Even small contributions to health-focused charities and organizations can go a long way to alleviating hunger, promoting family farms, and combating malnutrition.
Got $10? How about $20? You’d be surprised how far even those small amounts can go when put toward good causes like alleviating hunger, promoting family farms, and combating malnutrition around the globe. If you’re passionate about health and believe in safe and sustainable foods for all, consider tax-deductible contributions to the following.
The Center for Foodborne Illness Research & Prevention. Cofounded by Barbara Kowalcyk (profiled in the film Food, Inc.) after the death of her two-and-a-half-year-old son, Kevin, from complications due to E. coli infection, the center supports research, education, consumer advocacy, and assistance to victims of serious foodborne illness.

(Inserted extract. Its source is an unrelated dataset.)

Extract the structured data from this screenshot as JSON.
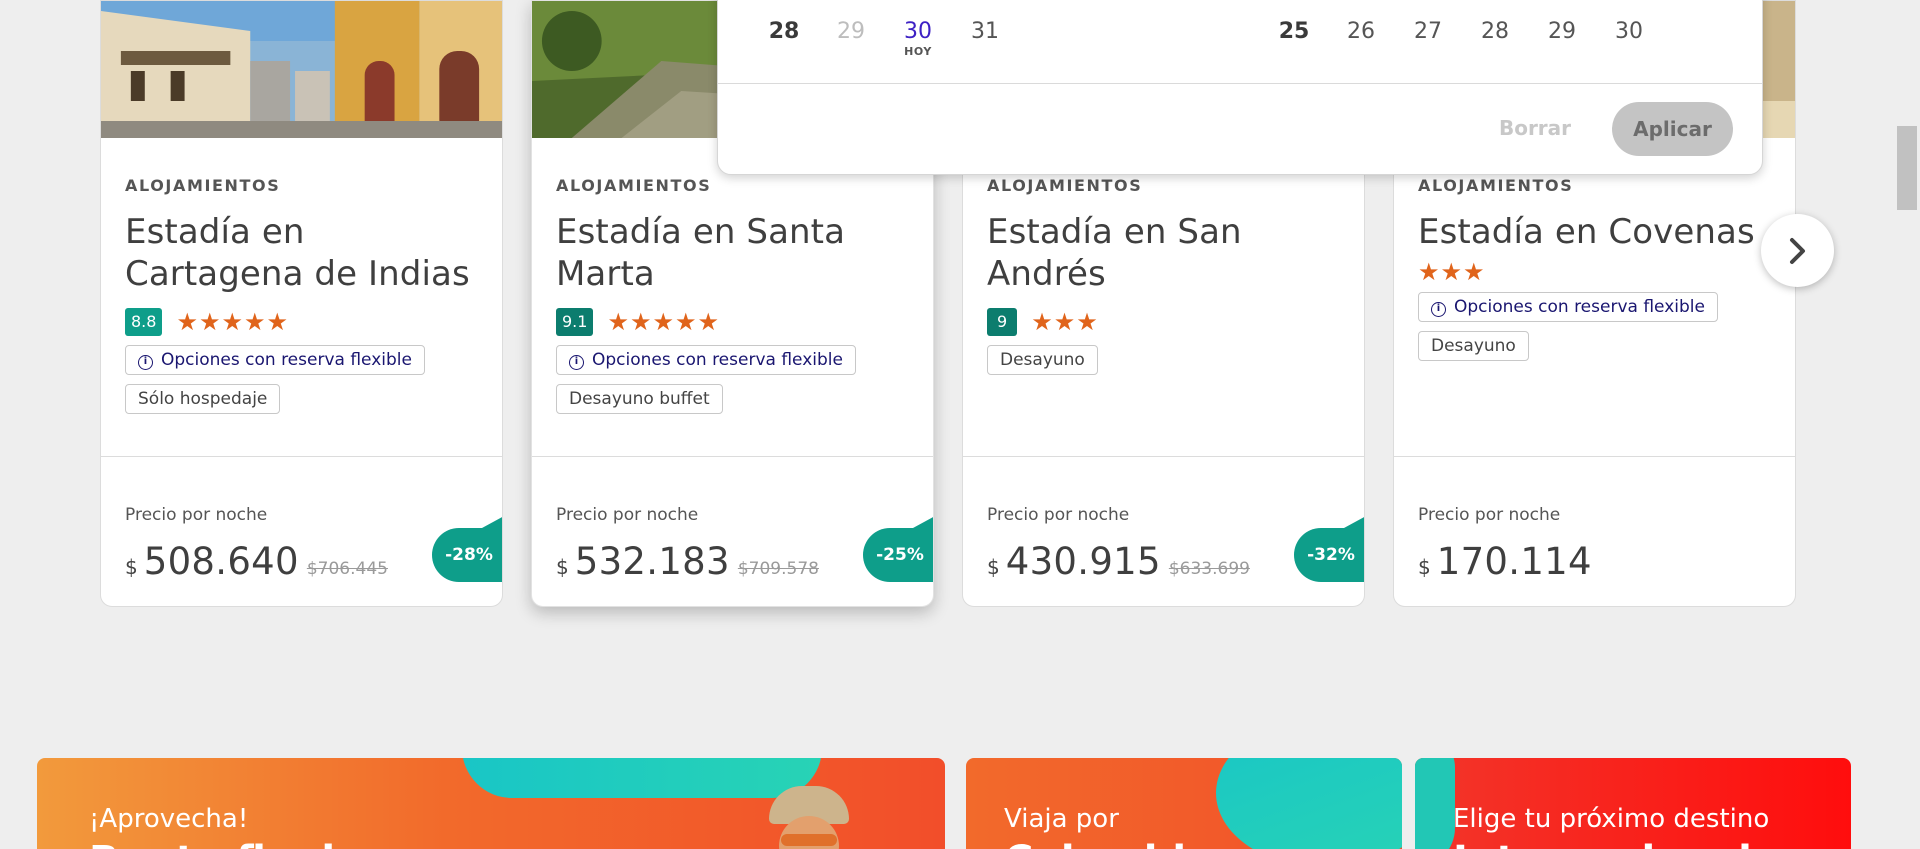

Community Food Security Coalition. A group of over 300 organizations that help build infrastructure, train, and raise awareness around local and regional food systems to “ensure access to affordable, nutritious, and culturally appropriate food to all people at all times. We seek to develop self-reliance among all communities in obtaining their food and to create a system of growing, manufacturing, processing, making available, and selling food that is regionally based and grounded in the principles of justice, democracy, and sustainability.”
Farm Aid. Not just a yearly concert headlined by activist-performers like Willie Nelson, Farm Aid works year-round to support family farmers across the U.S. Their new Farmer Resource Network helps connect farmers to the resources they need to survive—and to promote more sustainable and profitable farming.
Fast Food Free. Started in 2008 by a 10-year-old food activist, Fast Food Free encourages kids to eat more consciously by taking the Fast Food Free Pledge. “I’d like to reach even more people across the U.S.,” founder Koa Halpern told us recently, “but travel budgets are limited.”
Feeding America. One of the largest national organizations working to alleviate hunger across the country, Feeding America provides food for 37 million Americans every year, including 14 million children.
Food Democracy Now. This national grass-roots organization promotes healthy, safe, sustainable food by influencing government policy. Food Democracy Now alerts supporters across the U.S. when important issues arise, collecting signatures and statements with which to influence key decision makers.
Kiva. The beautiful thing about giving through Kiva (the web-based microloan organization) is that you feel a personal connection to those receiving your financlal help. Whether you’re inclined to give to an Ecuadoran cacao farmer or a burgeoning chef in the U.S., Kiva allows you to select and stay in touch with those requesting the loan. “Nearly 98 percent of those who get loans eventually pay them back; most people choose to donate that money again to another individual, keeping the cycle going,” says Bennett Grassano, Kiva’s Director of Development.
The LunchBox Project. An off-shoot of Chef Ann Cooper's Food, Family, Farming Foundation, the LunchBox Project provides “tools that enable all schools, parents, advocates, students, administrators, teachers and food service staff to progress from serving highly processed, unhealthy food to serving fresh, scratch-cooked food.”
Project Healthy Children. This international organization provides pregnant women and children in Africa, Asia, the Caribbean, and Central America with essential nutrients to prevent birth defects, retardation, and malnutrition.
Vitamin Angels. Founded in 1994, Vitamin Angels’ mission is to reduce “child mortality worldwide by connecting essential nutrients, especially vitamin A, with infants and children under five.” Over the past year, Vitamin Angels’ Operation 20/20 aimed to combat vitamin-A deficiency in approximately 20 million children across the globe.